Nunez says that the running joke is that the industry black folk dominates is crime. According to Nunez some of the original members of the Bloods and Crips were Belizean and living in Los Angeles. After being deported, they started up new chapters of the gang and have been contributing to the rise in violent crime ever since.
Nunez works with teen offenders to prevent recidivism, but cites lack of economic opportunity as being the top motivator for crime. During his short lecture I learned a lot, my mind couldn’t help but fixate on the ways our histories and present circumstances are inextricably linked.

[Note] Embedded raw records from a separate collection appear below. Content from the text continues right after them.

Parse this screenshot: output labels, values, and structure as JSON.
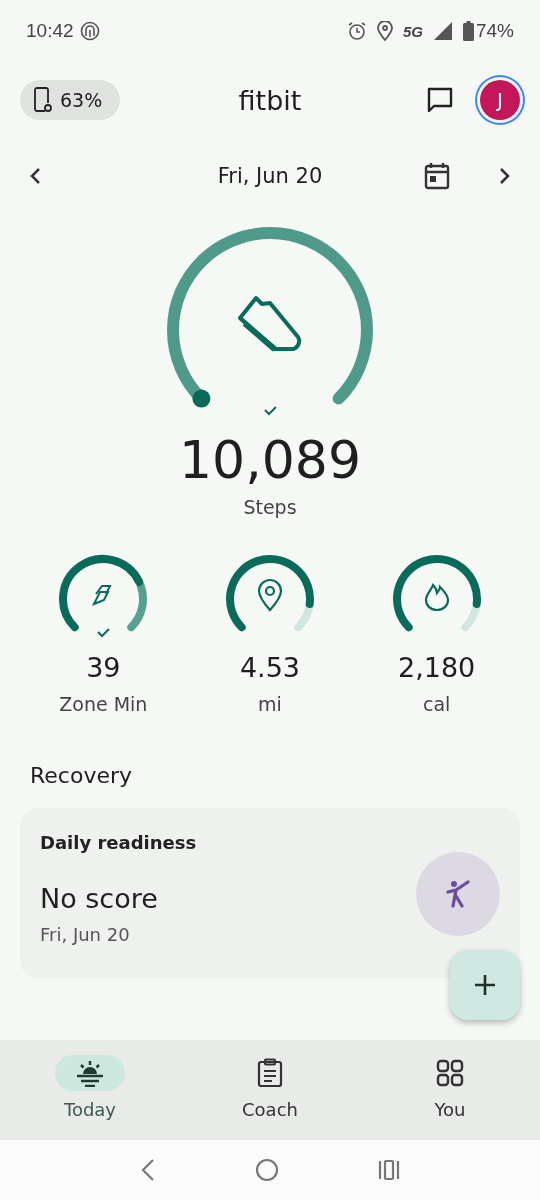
{
  "status_bar": {
    "time": "10:42",
    "network": "5G",
    "battery": "74%"
  },
  "header": {
    "device_battery": "63%",
    "title": "fitbit",
    "avatar_letter": "J"
  },
  "date_nav": {
    "date": "Fri, Jun 20"
  },
  "steps": {
    "value": "10,089",
    "label": "Steps",
    "goal_met": true
  },
  "stats": [
    {
      "kind": "zone",
      "value": "39",
      "label": "Zone Min",
      "goal_met": true
    },
    {
      "kind": "distance",
      "value": "4.53",
      "label": "mi",
      "goal_met": false
    },
    {
      "kind": "calories",
      "value": "2,180",
      "label": "cal",
      "goal_met": false
    }
  ],
  "section_title": "Recovery",
  "readiness_card": {
    "title": "Daily readiness",
    "score": "No score",
    "date": "Fri, Jun 20"
  },
  "bottom_nav": [
    {
      "kind": "today",
      "label": "Today",
      "selected": true
    },
    {
      "kind": "coach",
      "label": "Coach",
      "selected": false
    },
    {
      "kind": "you",
      "label": "You",
      "selected": false
    }
  ]
}
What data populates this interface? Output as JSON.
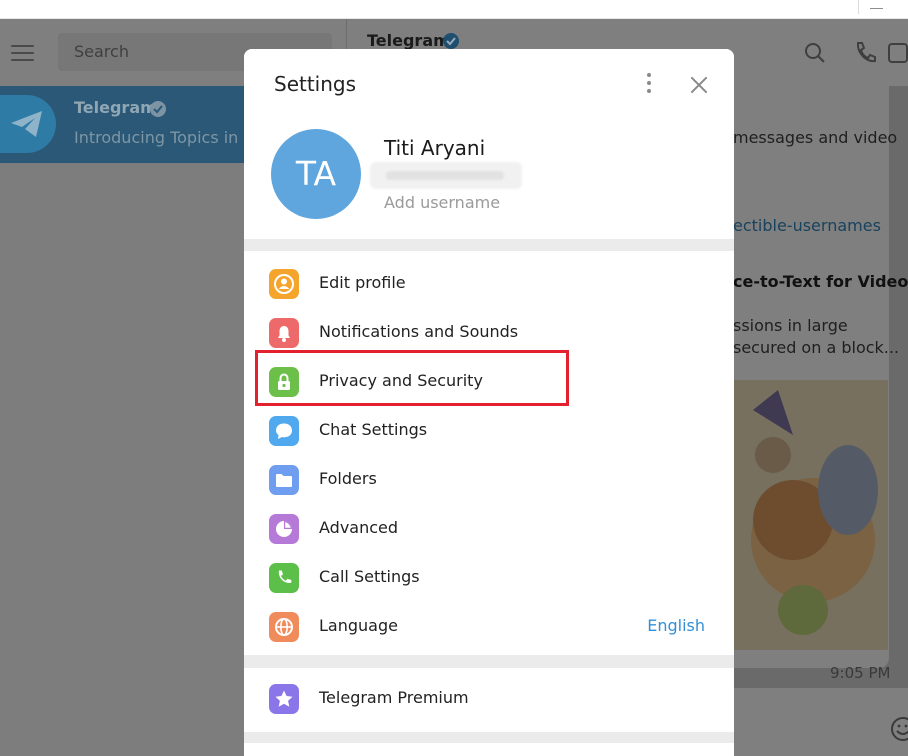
{
  "left_panel": {
    "search_placeholder": "Search",
    "chats": [
      {
        "name": "Telegram",
        "preview": "Introducing Topics in Groups"
      }
    ]
  },
  "chat_header": {
    "title": "Telegram"
  },
  "message": {
    "lines": [
      "messages and video",
      "ectible-usernames",
      "ce-to-Text for Video",
      "ssions in large",
      "secured on a block..."
    ],
    "time": "9:05 PM"
  },
  "settings": {
    "title": "Settings",
    "profile": {
      "initials": "TA",
      "name": "Titi Aryani",
      "username_placeholder": "Add username"
    },
    "menu": [
      {
        "label": "Edit profile",
        "icon": "person-icon",
        "color": "#f5a42c"
      },
      {
        "label": "Notifications and Sounds",
        "icon": "bell-icon",
        "color": "#ee6a6a"
      },
      {
        "label": "Privacy and Security",
        "icon": "lock-icon",
        "color": "#6cc04a",
        "highlighted": true
      },
      {
        "label": "Chat Settings",
        "icon": "chat-bubble-icon",
        "color": "#50a9ef"
      },
      {
        "label": "Folders",
        "icon": "folder-icon",
        "color": "#6f9df0"
      },
      {
        "label": "Advanced",
        "icon": "pie-chart-icon",
        "color": "#b57ad8"
      },
      {
        "label": "Call Settings",
        "icon": "phone-icon",
        "color": "#5cbf4a"
      },
      {
        "label": "Language",
        "icon": "globe-icon",
        "color": "#f08b5c",
        "value": "English"
      }
    ],
    "premium": {
      "label": "Telegram Premium",
      "icon": "star-icon",
      "color": "#8a76e8"
    }
  },
  "colors": {
    "accent": "#3390d6",
    "highlight_border": "#e3202d",
    "avatar": "#5fa6de"
  }
}
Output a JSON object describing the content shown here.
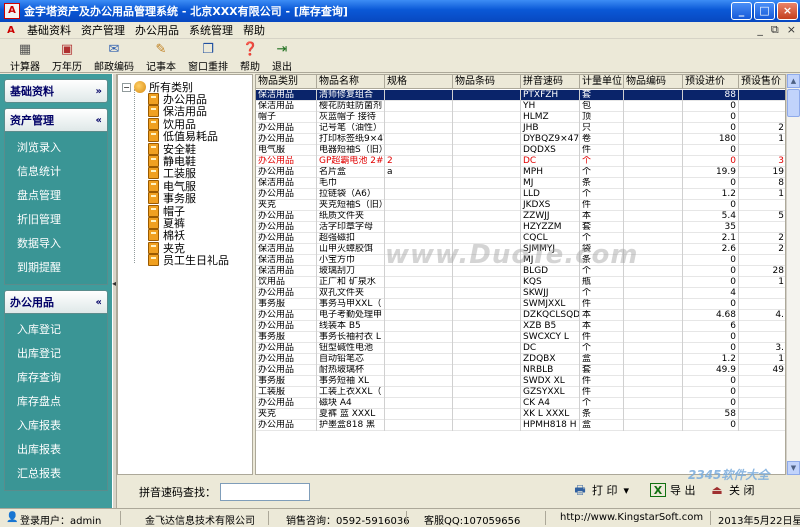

“One of the things that we understand about this work of diversity, this work of inclusion and equity, the tripod of our existence is diversity, equity, and inclusion,” said Dr. Ervin. “You can have it in any sort of formulation of that which you want, but your work has those three tiers and that understanding the complexity of diversity today requires you to understand the global connections that have led us to this place in time.”
Kathleen Russell has been on two trips, Belize and Ghana. She has gone with her mother, Dr. Paulette Granberry Russell, who is the senior advisor to the president for diversity and director of the office for inclusion for Michigan State University.
“Our ancestors came through Ghana, West Africa so it was really eye opening to be sort of in the space where we could recall our past family,” Russell said.
Russell asked her mother to tell a family story about a man named Zebica who was from West Africa.
“Somewhere in the South or actually before he was brought over…how does that story go, Mom?”
Dr. Granberry Russell filled in the details of the story: “Zebica was the one brought from Ghana. Eventually he tried to fly back to his ‘goodie country.’ He made wings, put them on a saddle and jumped from a hill to try to fly back to what he called his goodie country, and broke most of the bones in his body. So he was no longer able to work in the fields so his responsibility was to watch over the kids in the field.”
Zebica was murdered for disrupting the brutal beating of his grandson. The legend goes he took a hoe and killed the overseer and then he was killed by the plantation owners.
Dr. Granberry Russell talks about learning these stories from her grandmother and then confirming the details through various ancestry websites and property records.
While she has been to Tanzania and Senegal, this is her first trip to Zebica’s homeland.
“I had always said I was going to find my way to Ghana,” Dr. Granberry Russell said.
“Last year when they said the trip was to Ghana I said I had to go,” she said. “And it was, it was a moment when as soon as I landed it felt like home and I know it has a lot to do with the story. And then when I did our DNA almost 20 percent is from Mali, Togo, and Benin, so it’s all west African. So obviously somewhere within Africa is Zebica’s story and that’s our story.”